*DATA FOR THIS TASK*
== Segment start ==
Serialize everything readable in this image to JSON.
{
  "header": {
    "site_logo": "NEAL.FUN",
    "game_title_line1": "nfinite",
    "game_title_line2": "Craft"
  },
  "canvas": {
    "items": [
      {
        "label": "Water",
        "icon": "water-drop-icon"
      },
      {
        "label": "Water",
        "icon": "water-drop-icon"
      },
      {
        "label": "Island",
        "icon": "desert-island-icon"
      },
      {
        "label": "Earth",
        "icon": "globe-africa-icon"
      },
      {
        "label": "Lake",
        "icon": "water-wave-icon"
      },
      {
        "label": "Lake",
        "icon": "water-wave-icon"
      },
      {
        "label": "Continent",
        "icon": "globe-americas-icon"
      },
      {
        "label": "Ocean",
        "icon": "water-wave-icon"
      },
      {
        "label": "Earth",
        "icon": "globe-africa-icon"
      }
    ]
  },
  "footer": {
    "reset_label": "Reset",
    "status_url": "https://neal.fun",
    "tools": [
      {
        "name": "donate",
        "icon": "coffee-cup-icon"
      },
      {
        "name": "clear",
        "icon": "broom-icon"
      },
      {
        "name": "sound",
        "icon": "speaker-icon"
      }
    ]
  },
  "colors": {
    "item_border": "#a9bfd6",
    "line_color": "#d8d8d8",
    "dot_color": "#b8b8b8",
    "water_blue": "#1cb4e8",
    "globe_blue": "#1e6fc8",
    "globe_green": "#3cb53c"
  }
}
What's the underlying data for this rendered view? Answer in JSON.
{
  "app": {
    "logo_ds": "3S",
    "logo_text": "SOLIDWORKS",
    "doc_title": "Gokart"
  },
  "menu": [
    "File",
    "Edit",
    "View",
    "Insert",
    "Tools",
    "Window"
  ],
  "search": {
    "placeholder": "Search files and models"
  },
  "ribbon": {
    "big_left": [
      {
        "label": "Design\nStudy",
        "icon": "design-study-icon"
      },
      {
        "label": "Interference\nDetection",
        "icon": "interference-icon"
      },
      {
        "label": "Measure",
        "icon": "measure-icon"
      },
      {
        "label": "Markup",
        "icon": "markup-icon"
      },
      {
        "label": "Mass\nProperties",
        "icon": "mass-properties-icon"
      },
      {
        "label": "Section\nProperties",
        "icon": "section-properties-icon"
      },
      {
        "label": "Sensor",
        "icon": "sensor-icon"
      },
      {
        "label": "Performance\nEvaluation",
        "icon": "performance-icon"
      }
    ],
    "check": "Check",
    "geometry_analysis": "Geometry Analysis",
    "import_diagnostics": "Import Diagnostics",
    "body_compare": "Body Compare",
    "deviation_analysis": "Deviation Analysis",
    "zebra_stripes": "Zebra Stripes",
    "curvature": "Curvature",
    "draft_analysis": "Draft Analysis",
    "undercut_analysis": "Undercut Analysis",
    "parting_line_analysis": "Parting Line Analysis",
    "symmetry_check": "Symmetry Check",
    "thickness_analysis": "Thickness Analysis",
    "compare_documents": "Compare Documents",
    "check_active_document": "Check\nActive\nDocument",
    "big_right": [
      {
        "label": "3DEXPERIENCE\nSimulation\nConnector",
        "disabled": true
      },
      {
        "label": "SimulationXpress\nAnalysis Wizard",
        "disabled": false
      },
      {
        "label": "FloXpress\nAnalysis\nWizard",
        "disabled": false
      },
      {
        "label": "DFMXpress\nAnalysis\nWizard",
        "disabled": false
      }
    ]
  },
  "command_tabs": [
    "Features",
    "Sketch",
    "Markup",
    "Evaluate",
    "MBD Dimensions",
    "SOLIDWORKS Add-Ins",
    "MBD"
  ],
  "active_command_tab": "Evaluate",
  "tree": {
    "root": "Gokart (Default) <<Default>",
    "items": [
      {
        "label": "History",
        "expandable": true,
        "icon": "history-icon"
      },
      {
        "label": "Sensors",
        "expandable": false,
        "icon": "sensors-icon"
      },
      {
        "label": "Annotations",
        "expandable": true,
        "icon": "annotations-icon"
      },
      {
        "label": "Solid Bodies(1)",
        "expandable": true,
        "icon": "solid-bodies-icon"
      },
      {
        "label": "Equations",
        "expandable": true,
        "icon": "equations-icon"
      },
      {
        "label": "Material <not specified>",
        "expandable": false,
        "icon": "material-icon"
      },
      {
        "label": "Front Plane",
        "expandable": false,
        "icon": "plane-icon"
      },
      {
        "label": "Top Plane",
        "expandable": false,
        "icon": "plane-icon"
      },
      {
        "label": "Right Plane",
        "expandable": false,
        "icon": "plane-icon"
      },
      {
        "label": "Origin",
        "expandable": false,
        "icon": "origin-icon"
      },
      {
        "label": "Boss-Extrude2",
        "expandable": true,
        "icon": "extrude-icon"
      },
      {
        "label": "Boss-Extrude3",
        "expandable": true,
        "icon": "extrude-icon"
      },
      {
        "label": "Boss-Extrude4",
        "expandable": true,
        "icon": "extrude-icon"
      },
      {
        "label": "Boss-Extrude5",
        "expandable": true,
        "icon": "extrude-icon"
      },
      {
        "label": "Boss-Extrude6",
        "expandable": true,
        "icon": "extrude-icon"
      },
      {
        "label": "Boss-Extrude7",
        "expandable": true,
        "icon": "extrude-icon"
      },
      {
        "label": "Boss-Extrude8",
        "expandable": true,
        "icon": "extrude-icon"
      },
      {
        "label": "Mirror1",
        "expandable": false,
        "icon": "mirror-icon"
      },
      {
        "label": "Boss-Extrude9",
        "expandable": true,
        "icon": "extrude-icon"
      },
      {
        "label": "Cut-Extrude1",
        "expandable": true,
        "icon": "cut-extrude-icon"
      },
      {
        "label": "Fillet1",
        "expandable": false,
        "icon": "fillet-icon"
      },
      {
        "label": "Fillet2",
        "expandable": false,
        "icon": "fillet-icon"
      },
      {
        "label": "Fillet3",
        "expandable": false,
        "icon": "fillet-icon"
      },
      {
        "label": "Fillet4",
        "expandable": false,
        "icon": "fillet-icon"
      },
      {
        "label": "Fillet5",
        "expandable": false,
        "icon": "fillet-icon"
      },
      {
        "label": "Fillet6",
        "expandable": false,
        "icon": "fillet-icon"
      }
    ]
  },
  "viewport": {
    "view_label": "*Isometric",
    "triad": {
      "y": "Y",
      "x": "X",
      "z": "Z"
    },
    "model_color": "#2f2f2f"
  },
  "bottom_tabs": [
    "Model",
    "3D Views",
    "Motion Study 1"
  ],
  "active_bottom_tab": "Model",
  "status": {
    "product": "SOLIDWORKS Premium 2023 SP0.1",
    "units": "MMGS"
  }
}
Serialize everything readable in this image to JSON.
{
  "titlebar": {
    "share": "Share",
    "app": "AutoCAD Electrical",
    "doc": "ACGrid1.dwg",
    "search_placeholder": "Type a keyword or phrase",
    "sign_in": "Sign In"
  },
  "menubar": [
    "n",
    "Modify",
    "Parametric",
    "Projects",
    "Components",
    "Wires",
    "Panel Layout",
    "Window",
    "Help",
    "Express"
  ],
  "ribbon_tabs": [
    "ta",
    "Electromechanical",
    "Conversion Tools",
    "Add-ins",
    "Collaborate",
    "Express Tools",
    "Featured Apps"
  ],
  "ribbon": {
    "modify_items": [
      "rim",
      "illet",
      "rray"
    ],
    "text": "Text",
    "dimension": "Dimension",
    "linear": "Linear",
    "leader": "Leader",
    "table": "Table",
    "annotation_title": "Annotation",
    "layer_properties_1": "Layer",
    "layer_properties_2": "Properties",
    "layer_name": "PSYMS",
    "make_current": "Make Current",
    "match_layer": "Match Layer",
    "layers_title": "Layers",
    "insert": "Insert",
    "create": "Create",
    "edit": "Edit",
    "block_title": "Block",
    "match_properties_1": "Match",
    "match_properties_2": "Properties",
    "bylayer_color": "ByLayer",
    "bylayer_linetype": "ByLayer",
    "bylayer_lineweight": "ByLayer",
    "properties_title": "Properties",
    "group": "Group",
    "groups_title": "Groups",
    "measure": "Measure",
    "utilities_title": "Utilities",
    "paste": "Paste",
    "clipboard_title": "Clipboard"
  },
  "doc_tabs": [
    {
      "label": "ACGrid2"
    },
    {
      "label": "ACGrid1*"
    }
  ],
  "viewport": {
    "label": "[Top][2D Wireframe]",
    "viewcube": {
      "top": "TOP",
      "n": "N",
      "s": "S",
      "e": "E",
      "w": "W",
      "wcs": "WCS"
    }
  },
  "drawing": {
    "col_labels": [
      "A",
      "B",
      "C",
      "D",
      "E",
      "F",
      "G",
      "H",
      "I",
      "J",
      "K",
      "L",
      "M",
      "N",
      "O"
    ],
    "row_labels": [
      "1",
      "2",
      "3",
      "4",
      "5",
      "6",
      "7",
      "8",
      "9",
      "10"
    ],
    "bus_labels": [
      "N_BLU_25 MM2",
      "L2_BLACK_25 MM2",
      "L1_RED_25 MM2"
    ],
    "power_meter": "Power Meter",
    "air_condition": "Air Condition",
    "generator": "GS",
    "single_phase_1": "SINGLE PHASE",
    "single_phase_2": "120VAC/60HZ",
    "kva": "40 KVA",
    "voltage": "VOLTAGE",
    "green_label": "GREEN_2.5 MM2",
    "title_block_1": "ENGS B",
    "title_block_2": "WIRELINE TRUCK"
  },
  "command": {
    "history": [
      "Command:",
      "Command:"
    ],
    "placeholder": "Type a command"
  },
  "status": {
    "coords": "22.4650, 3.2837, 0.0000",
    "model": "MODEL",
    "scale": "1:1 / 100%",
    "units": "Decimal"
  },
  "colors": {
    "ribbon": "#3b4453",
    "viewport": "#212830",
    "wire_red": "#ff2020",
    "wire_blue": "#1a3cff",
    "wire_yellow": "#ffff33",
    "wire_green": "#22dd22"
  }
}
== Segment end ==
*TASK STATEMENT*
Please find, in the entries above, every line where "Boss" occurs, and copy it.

*ANSWER AREA*
        "label": "Boss-Extrude2",
        "label": "Boss-Extrude3",
        "label": "Boss-Extrude4",
        "label": "Boss-Extrude5",
        "label": "Boss-Extrude6",
        "label": "Boss-Extrude7",
        "label": "Boss-Extrude8",
        "label": "Boss-Extrude9",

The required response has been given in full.